Alexander and Carlton met similar ends, in that neither was with their original team, neither pitcher lasted long in his final season, and both of them were in their age-43 campaigns. But where Alexander had been just fine in the few seasons prior to his last, Carlton had been fading for awhile. He finished the 1987 campaign on the Twins, but was left off of Minnesota’s postseason roster. After the Twins’ triumph, Carlton would accompany the team on their visit to the White House, but he would be mistaken for a Secret Service agent in photos from that day. One would think that would be a telling sign — a sure-fire hall of fame pitcher mistaken for an anonymous authority figure.
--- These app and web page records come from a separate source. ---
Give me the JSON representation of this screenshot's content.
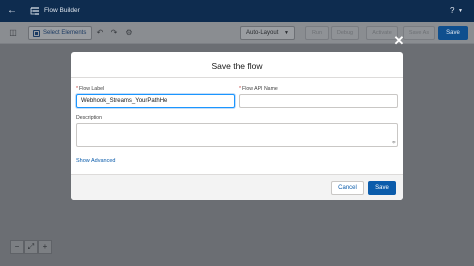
{
  "header": {
    "back_icon": "back-arrow-icon",
    "app_title": "Flow Builder",
    "help_label": "?",
    "colors": {
      "bar": "#0e2c4f"
    }
  },
  "toolbar": {
    "select_elements_label": "Select Elements",
    "auto_layout_label": "Auto-Layout",
    "buttons": {
      "run": "Run",
      "debug": "Debug",
      "activate": "Activate",
      "save_as": "Save As",
      "save": "Save"
    },
    "accent": "#0f4f8e"
  },
  "canvas": {
    "zoom_out": "−",
    "fit": "⤢",
    "zoom_in": "+"
  },
  "modal": {
    "title": "Save the flow",
    "fields": {
      "flow_label": {
        "label": "Flow Label",
        "required": "*",
        "value": "Webhook_Streams_YourPathHe"
      },
      "flow_api_name": {
        "label": "Flow API Name",
        "required": "*",
        "value": ""
      },
      "description": {
        "label": "Description",
        "value": ""
      }
    },
    "show_advanced": "Show Advanced",
    "cancel_label": "Cancel",
    "save_label": "Save",
    "primary_color": "#0b5cab"
  }
}
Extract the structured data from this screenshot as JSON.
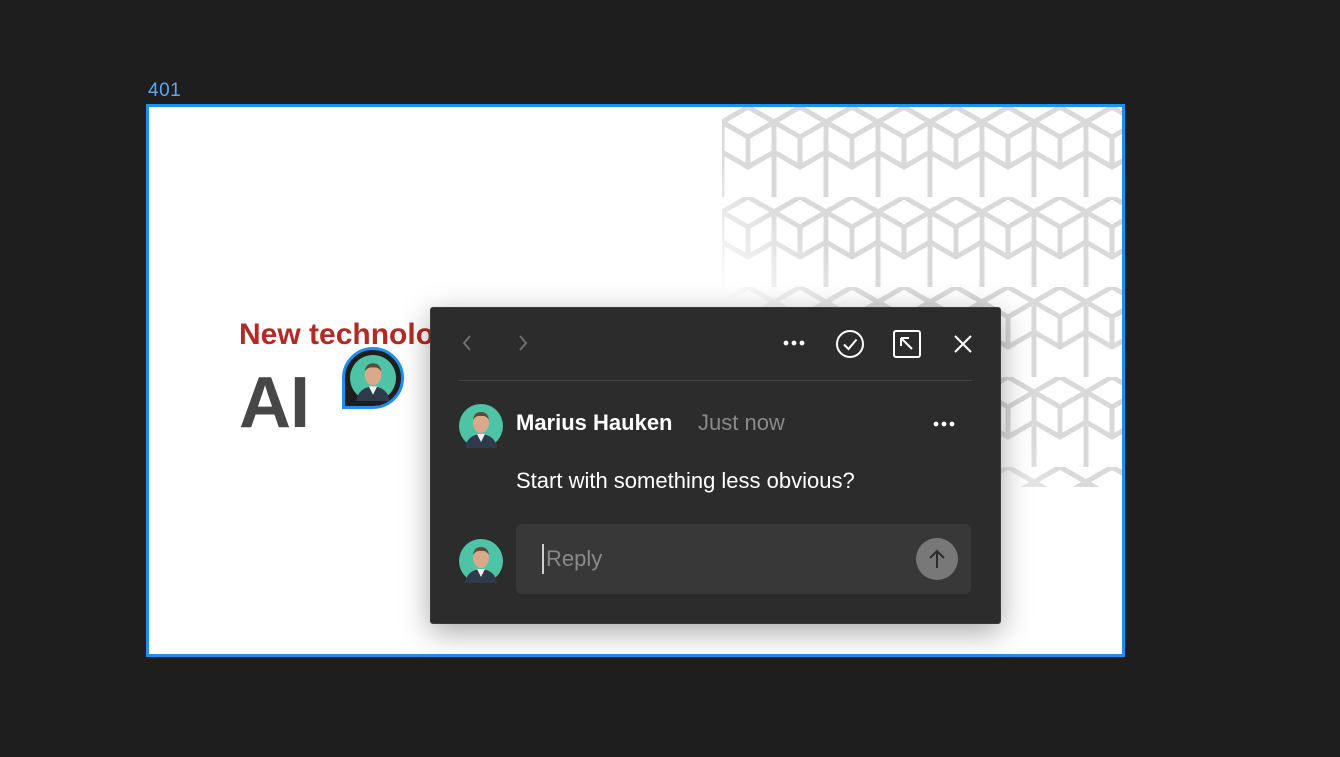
{
  "canvas": {
    "frame_label": "401"
  },
  "slide": {
    "subtitle": "New technology",
    "title": "AI"
  },
  "comment_popover": {
    "author": "Marius Hauken",
    "timestamp": "Just now",
    "comment": "Start with something less obvious?",
    "reply_placeholder": "Reply",
    "reply_value": ""
  },
  "colors": {
    "canvas_bg": "#1e1e1e",
    "selection_blue": "#1e8ef0",
    "subtitle_red": "#b22a25",
    "title_gray": "#474747",
    "popover_bg": "#2c2c2c",
    "avatar_teal": "#4ec3a6"
  },
  "icons": {
    "prev": "chevron-left-icon",
    "next": "chevron-right-icon",
    "more": "more-horizontal-icon",
    "resolve": "check-circle-icon",
    "open": "arrow-up-left-box-icon",
    "close": "close-icon",
    "send": "arrow-up-icon"
  }
}
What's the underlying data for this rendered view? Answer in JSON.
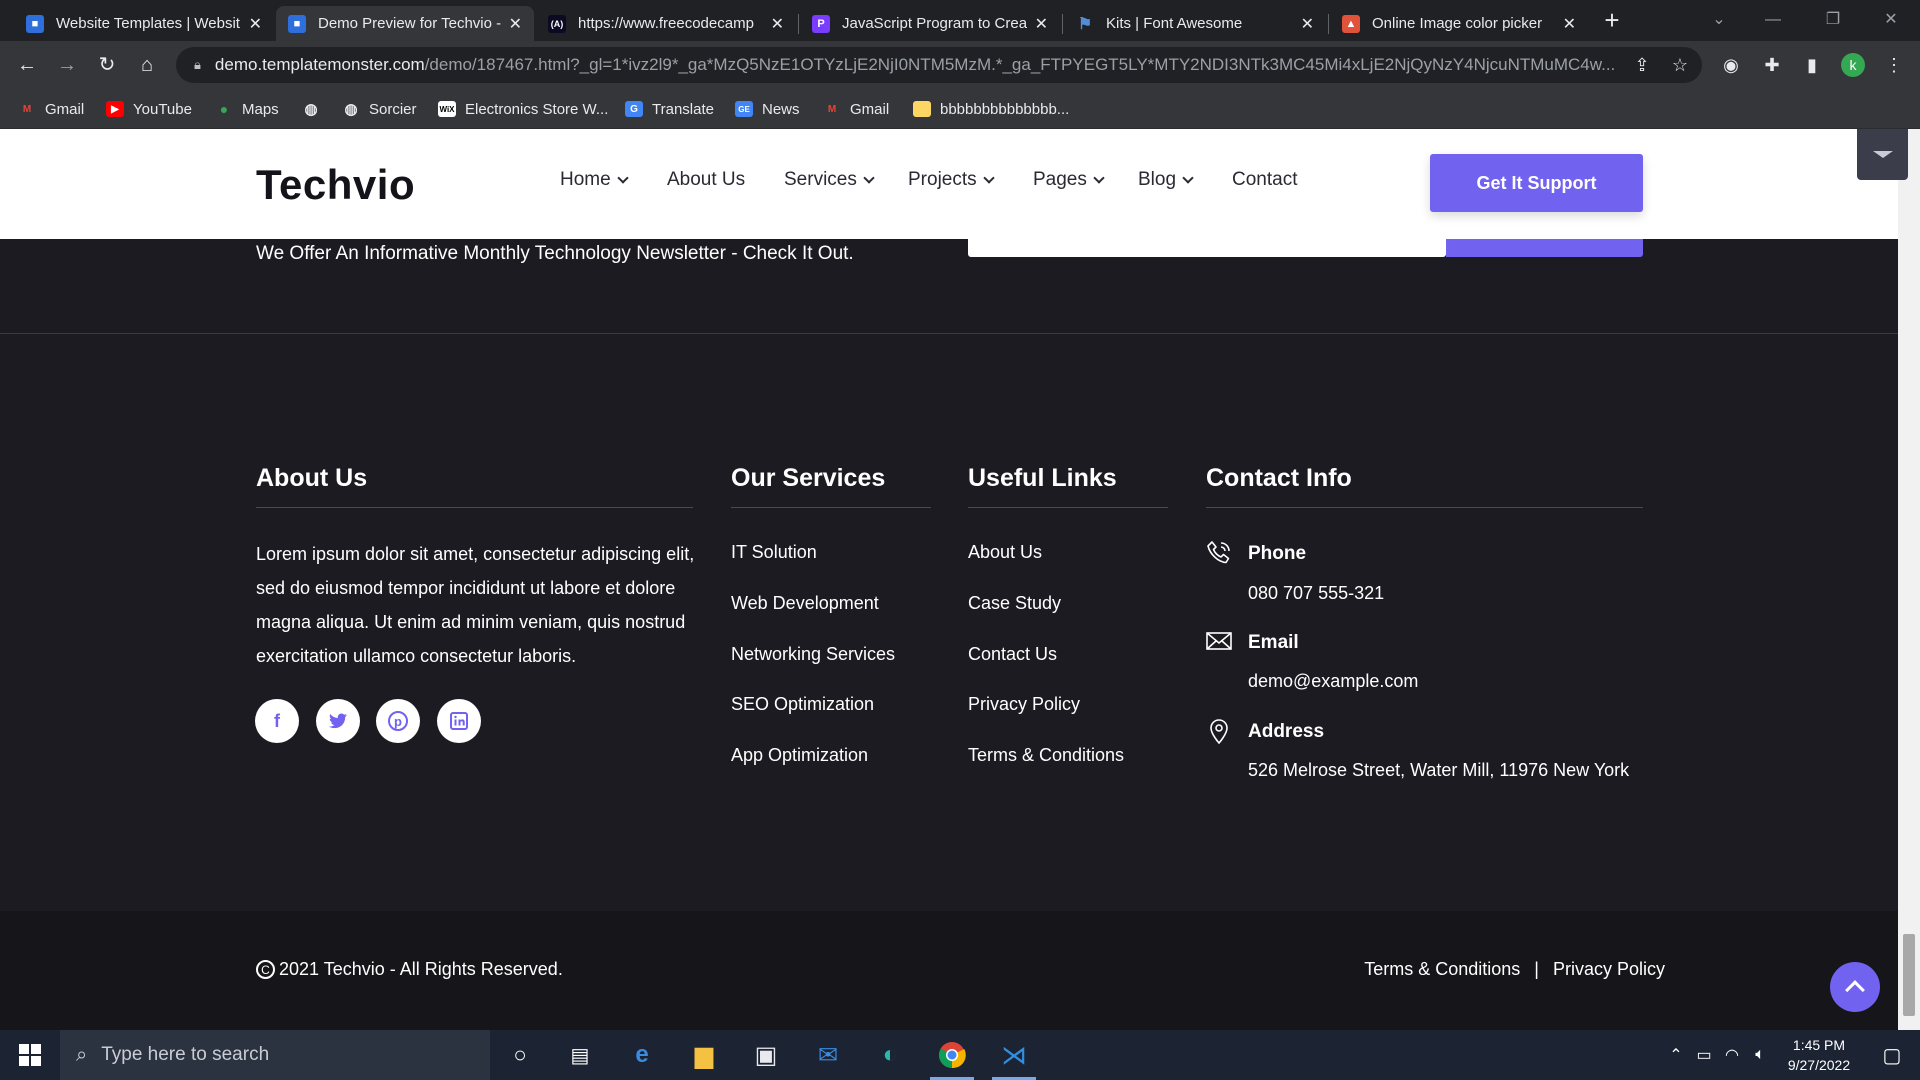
{
  "browser": {
    "tabs": [
      {
        "title": "Website Templates | Websit",
        "favicon_color": "#2f6fdb",
        "active": false
      },
      {
        "title": "Demo Preview for Techvio - ",
        "favicon_color": "#2f6fdb",
        "active": true
      },
      {
        "title": "https://www.freecodecamp",
        "favicon_color": "#0a0a23",
        "active": false
      },
      {
        "title": "JavaScript Program to Creat",
        "favicon_color": "#7a3cff",
        "active": false
      },
      {
        "title": "Kits | Font Awesome",
        "favicon_color": "#528dd7",
        "active": false
      },
      {
        "title": "Online Image color picker",
        "favicon_color": "#e0523a",
        "active": false
      }
    ],
    "url_host": "demo.templatemonster.com",
    "url_path": "/demo/187467.html?_gl=1*ivz2l9*_ga*MzQ5NzE1OTYzLjE2NjI0NTM5MzM.*_ga_FTPYEGT5LY*MTY2NDI3NTk3MC45Mi4xLjE2NjQyNzY4NjcuNTMuMC4w...",
    "profile_initial": "k",
    "bookmarks": [
      {
        "label": "Gmail",
        "icon": "gmail-icon",
        "color": "#ea4335"
      },
      {
        "label": "YouTube",
        "icon": "youtube-icon",
        "color": "#ff0000"
      },
      {
        "label": "Maps",
        "icon": "maps-icon",
        "color": "#34a853"
      },
      {
        "label": "",
        "icon": "globe-icon",
        "color": "#e8eaed"
      },
      {
        "label": "Sorcier",
        "icon": "globe-icon",
        "color": "#e8eaed"
      },
      {
        "label": "Electronics Store W...",
        "icon": "wix-icon",
        "color": "#ffffff"
      },
      {
        "label": "Translate",
        "icon": "translate-icon",
        "color": "#4285f4"
      },
      {
        "label": "News",
        "icon": "news-icon",
        "color": "#4285f4"
      },
      {
        "label": "Gmail",
        "icon": "gmail-icon",
        "color": "#ea4335"
      },
      {
        "label": "bbbbbbbbbbbbbb...",
        "icon": "folder-icon",
        "color": "#fdd663"
      }
    ]
  },
  "site": {
    "logo": "Techvio",
    "nav": [
      {
        "label": "Home",
        "dropdown": true
      },
      {
        "label": "About Us",
        "dropdown": false
      },
      {
        "label": "Services",
        "dropdown": true
      },
      {
        "label": "Projects",
        "dropdown": true
      },
      {
        "label": "Pages",
        "dropdown": true
      },
      {
        "label": "Blog",
        "dropdown": true
      },
      {
        "label": "Contact",
        "dropdown": false
      }
    ],
    "cta": "Get It Support",
    "newsletter_text": "We Offer An Informative Monthly Technology Newsletter - Check It Out.",
    "accent_color": "#7162f0"
  },
  "footer": {
    "about": {
      "title": "About Us",
      "text": "Lorem ipsum dolor sit amet, consectetur adipiscing elit, sed do eiusmod tempor incididunt ut labore et dolore magna aliqua. Ut enim ad minim veniam, quis nostrud exercitation ullamco consectetur laboris.",
      "social": [
        {
          "icon": "facebook-icon",
          "glyph": "f"
        },
        {
          "icon": "twitter-icon",
          "glyph": "t"
        },
        {
          "icon": "pinterest-icon",
          "glyph": "p"
        },
        {
          "icon": "linkedin-icon",
          "glyph": "in"
        }
      ]
    },
    "services": {
      "title": "Our Services",
      "links": [
        "IT Solution",
        "Web Development",
        "Networking Services",
        "SEO Optimization",
        "App Optimization"
      ]
    },
    "useful": {
      "title": "Useful Links",
      "links": [
        "About Us",
        "Case Study",
        "Contact Us",
        "Privacy Policy",
        "Terms & Conditions"
      ]
    },
    "contact": {
      "title": "Contact Info",
      "items": [
        {
          "label": "Phone",
          "value": "080 707 555-321",
          "icon": "phone-icon"
        },
        {
          "label": "Email",
          "value": "demo@example.com",
          "icon": "envelope-icon"
        },
        {
          "label": "Address",
          "value": "526 Melrose Street, Water Mill, 11976 New York",
          "icon": "map-pin-icon"
        }
      ]
    },
    "copyright": "2021 Techvio - All Rights Reserved.",
    "bottom_links": [
      "Terms & Conditions",
      "Privacy Policy"
    ]
  },
  "taskbar": {
    "search_placeholder": "Type here to search",
    "time": "1:45 PM",
    "date": "9/27/2022"
  }
}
Maybe after something like that it would be time to hang up your spikes, right? Especially if you consider the fact that in the previous three seasons, Carlton had been worth 1.2 WAR total and had been released twice, let go in free agency once and traded once. He was then released by the Twins over the winter, but decided to give it one more go in ’88. The Twins obliged, but only for a short time.
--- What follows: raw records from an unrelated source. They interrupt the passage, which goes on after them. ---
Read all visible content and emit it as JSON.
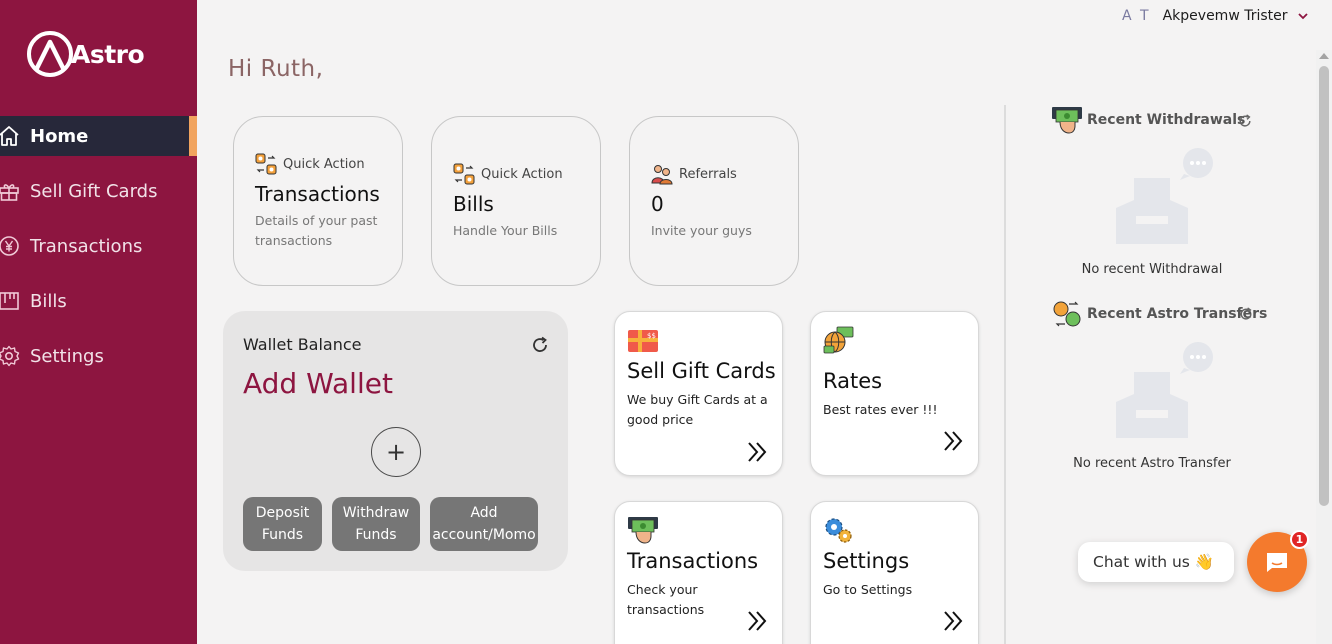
{
  "brand": {
    "name": "Astro"
  },
  "sidebar": {
    "items": [
      {
        "label": "Home",
        "icon": "home-icon",
        "active": true
      },
      {
        "label": "Sell Gift Cards",
        "icon": "gift-icon"
      },
      {
        "label": "Transactions",
        "icon": "yen-icon"
      },
      {
        "label": "Bills",
        "icon": "bills-icon"
      },
      {
        "label": "Settings",
        "icon": "gear-icon"
      }
    ]
  },
  "header": {
    "initials": "A T",
    "username": "Akpevemw Trister",
    "greeting": "Hi Ruth,"
  },
  "quick_cards": [
    {
      "label": "Quick Action",
      "title": "Transactions",
      "subtitle": "Details of your past transactions",
      "icon": "exchange-icon"
    },
    {
      "label": "Quick Action",
      "title": "Bills",
      "subtitle": "Handle Your Bills",
      "icon": "exchange-icon"
    },
    {
      "label": "Referrals",
      "title": "0",
      "subtitle": "Invite your guys",
      "icon": "people-icon"
    }
  ],
  "wallet": {
    "label": "Wallet Balance",
    "value": "Add Wallet",
    "plus": "+",
    "buttons": [
      "Deposit Funds",
      "Withdraw Funds",
      "Add account/Momo"
    ]
  },
  "features": [
    {
      "title": "Sell Gift Cards",
      "subtitle": "We buy Gift Cards at a good price",
      "icon": "gift-card-icon"
    },
    {
      "title": "Rates",
      "subtitle": "Best rates ever !!!",
      "icon": "globe-money-icon"
    },
    {
      "title": "Transactions",
      "subtitle": "Check your transactions",
      "icon": "cash-hand-icon"
    },
    {
      "title": "Settings",
      "subtitle": "Go to Settings",
      "icon": "gears-icon"
    }
  ],
  "right_panel": {
    "withdrawals": {
      "title": "Recent Withdrawals",
      "empty": "No recent Withdrawal"
    },
    "transfers": {
      "title": "Recent Astro Transfers",
      "empty": "No recent Astro Transfer"
    }
  },
  "chat": {
    "label": "Chat with us 👋",
    "badge": "1"
  },
  "colors": {
    "sidebar": "#8d1540",
    "active_nav": "#27283a",
    "accent": "#f1a45f",
    "chat": "#f47a2d"
  }
}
Carlton pitched in relief three times in April, the last time of which was fairly dreadful. Carlton allowed six runs in one inning, on seven hits and a walk. But because his performance was sandwiched in between two pitchers who allowed five and six runs themselves, Carlton was given one more chance. In fact, it was a start. On April 23, he toed the rubber against the Indians. It didn’t go any better. Carlton would strike out four batters in five innings, but he also walked three and permitted nine hits, two of which went for home runs. The nine runs he allowed blew his rate stats sky high and ended his career. Still believing he had something in the tank, he would try to hook on with another team the next spring, but to no avail.